SHH!: When and how did you find out that you’d be writing “Star Trek” and how do you react when you get a call to do something like that?
Orci: We’d all actually been approached separately a year or so before it went down and all sort of landed on it at the same time. J.J. initially was only going to produce it, so we were excited to have him help us as a producer, and it was a bonus when he decided to direct it.
SHH!: I’m assuming you guys were already fans of the show and already knew the history and mythology or did you have to go back and do a lot of research?
Orci: On this one, we were pretty well covered. We’d been kind of doing the homework all of our lives on various levels. Damon [Lindelof, “Lost” co-creator and co-producer on the film] is a gigantic “Trek” fan. I’m a gigantic “Trek” fan.
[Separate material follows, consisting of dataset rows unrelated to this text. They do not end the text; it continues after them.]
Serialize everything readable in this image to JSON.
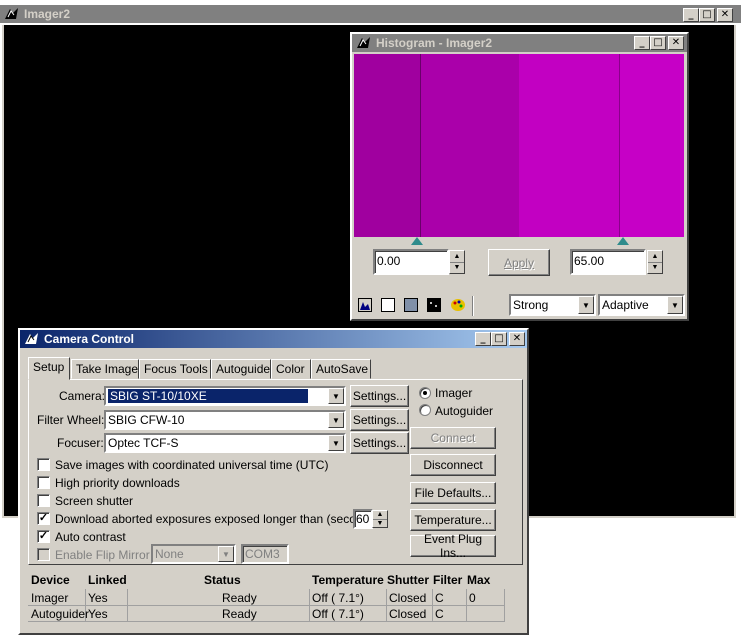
{
  "imager": {
    "title": "Imager2"
  },
  "histogram": {
    "title": "Histogram - Imager2",
    "left_value": "0.00",
    "right_value": "65.00",
    "apply_label": "Apply",
    "stretch_mode": "Strong",
    "stretch_type": "Adaptive"
  },
  "camera_control": {
    "title": "Camera Control",
    "tabs": [
      "Setup",
      "Take Image",
      "Focus Tools",
      "Autoguide",
      "Color",
      "AutoSave"
    ],
    "selected_tab": "Setup",
    "camera_label": "Camera:",
    "camera_value": "SBIG ST-10/10XE",
    "filter_wheel_label": "Filter Wheel:",
    "filter_wheel_value": "SBIG CFW-10",
    "focuser_label": "Focuser:",
    "focuser_value": "Optec TCF-S",
    "settings_label": "Settings...",
    "radio_imager": "Imager",
    "radio_autoguider": "Autoguider",
    "checkboxes": {
      "utc": "Save images with coordinated universal time (UTC)",
      "high_priority": "High priority downloads",
      "screen_shutter": "Screen shutter",
      "download_aborted": "Download aborted exposures exposed longer than (seconds):",
      "auto_contrast": "Auto contrast",
      "flip_mirror": "Enable Flip Mirror"
    },
    "download_aborted_seconds": "60",
    "flip_mirror_select": "None",
    "flip_mirror_port": "COM3",
    "buttons": {
      "connect": "Connect",
      "disconnect": "Disconnect",
      "file_defaults": "File Defaults...",
      "temperature": "Temperature...",
      "event_plugins": "Event Plug Ins..."
    },
    "table": {
      "headers": [
        "Device",
        "Linked",
        "Status",
        "Temperature",
        "Shutter",
        "Filter",
        "Max"
      ],
      "rows": [
        [
          "Imager",
          "Yes",
          "Ready",
          "Off ( 7.1°)",
          "Closed",
          "C",
          "0"
        ],
        [
          "Autoguider",
          "Yes",
          "Ready",
          "Off ( 7.1°)",
          "Closed",
          "C",
          ""
        ]
      ]
    }
  },
  "colors": {
    "histogram_left": "#a0009f",
    "histogram_right": "#c000c0",
    "histogram_fill": "#b400b4",
    "marker": "#2e8b8b"
  }
}
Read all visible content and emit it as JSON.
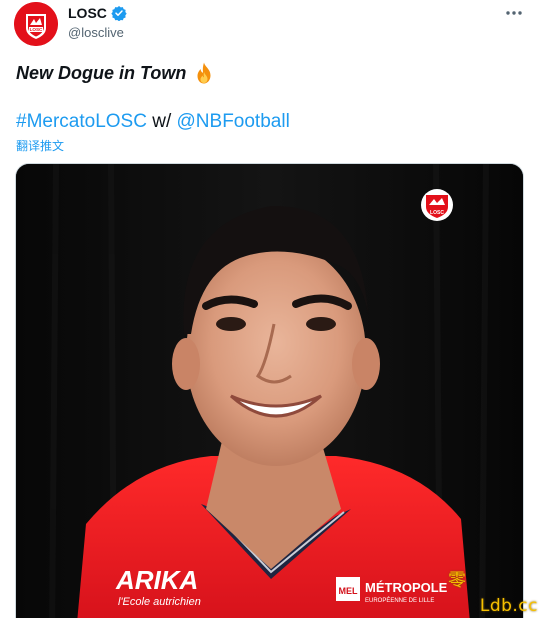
{
  "author": {
    "display_name": "LOSC",
    "handle": "@losclive",
    "avatar_text": "LOSC",
    "verified": true
  },
  "tweet": {
    "line1": "New Dogue in Town",
    "hashtag": "#MercatoLOSC",
    "connector": " w/ ",
    "mention": "@NBFootball",
    "translate_label": "翻译推文"
  },
  "media": {
    "corner_logo_text": "LOSC",
    "sponsor_left": "ARIKA",
    "sponsor_left_sub": "l'Ecole autrichien",
    "sponsor_right_badge": "MEL",
    "sponsor_right": "MÉTROPOLE",
    "sponsor_right_sub": "EUROPÉENNE DE LILLE"
  },
  "watermark": {
    "text": "Ldb.cc",
    "glyph": "零"
  },
  "colors": {
    "brand_red": "#e3101a",
    "link_blue": "#1d9bf0",
    "verified_blue": "#1d9bf0",
    "watermark_yellow": "#f6c000"
  },
  "icons": {
    "more": "more-horizontal-icon",
    "verified": "verified-badge-icon",
    "fire": "fire-emoji-icon"
  }
}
J.J. and Alex are sort of mid-level “Trek” fans in the pantheon, and then Bryan Burk [another producer] never knew it, so between all of us, we knew that it would be a perfect balance.
SHH!: Did you have to work with the Gene Rodenberry estate and get their approval on everything, or at this point, is this an attempt to deliberately do something brand new separate from them?
Orci: I think a lot of the stuff with the estate and all that kind of stuff was worked out before, so it wasn’t like we had to go and convince anyone of anything. They approached us when they knew they were free to do what we wanted.
SHH!: Since this is a fresh start, is it safe to presume you didn’t have to go back and watch all the shows and movies to prepare?
Orci: We didn’t have to, but obviously, between the five of us, we probably did watch everything again.
Kurtzman: Yeah, for sure, and read books, and we’d been deep fans before then, so I think between our subconscious, our childhood having loved the movies and then going back into the stuff, rereading everything, rewatching the various series.
Orci: Having a researcher on call to just go, “Oh, would you look up Episode 9. What was the name ofâ€¦?” We had it covered.
SHH!: It’s funny, because with your own TV work, you’ve created your own fanbase much like “Trek” did. Is it exciting to take your own love of the material and use your own experience in TV and movies to play with someone else’s toys?
Kurtzman: It’s like greatest dream come true ever.
Orci: It’s incredible.
Kurtzman: Yeah, it’s like the best thing in the world, and honestly, we still have a very hard time accepting that it’s our reality.
Orci: It’s like winning a starship on “The Price is Right” or something. (Alex laughs)
SHH!: I don’t think they give those away on the show.
Orci: No, not yet!
SHH!: Are you guys going to do more stuff with Michael Bay in the future?
Kurtzman: We’re producing a movie together, a book that we just bought over at Warner Bros.
Orci: It’s called “2012: The War for Souls.” It’s all about what’s going to happen in that year, since so many astronomical things in the Mayan calendar are all converging into some event.
SHH!: Are you going to try to get this movie made before “2012”?
Orci: We would hope so.
Kurtzman: Hopefully! That’s our thought.
SHH!: So you’re just focused on “Star Trek” and that then?
Kurtzman: We have a movie that we just kind of got greenlit that we’re producing that is starting prep on Monday that we haven’t really announced yet, so I can’t tell you the title, but that’s taking up a significant amount of our time [Editor’s note – it’s Cowboys & Aliens], including prep for “Star Trek” so yeah, that’s what we’re doing now.
SHH!: Are you getting more into the production side of things? I guess you were already doing that for the TV shows, but are you trying to find and groom writers for the projects you’re producing, too?
Kurtzman: Yeah, absolutely. It’s a big part of what we do now, and we love it. We love the TV model of working with writers collaboratively. It feeds an energy that Bob and I have always liked and that’s why we do it.
In case you didn’t know, Transformers opens on Monday, July 2 at 8pm. Check out our exclusive interview with producer Lorenzo di Bonaventura here. Kurtzman and Orci’s version of Star Trek already has a release date of Christmas ’08.
Source: Edward Douglas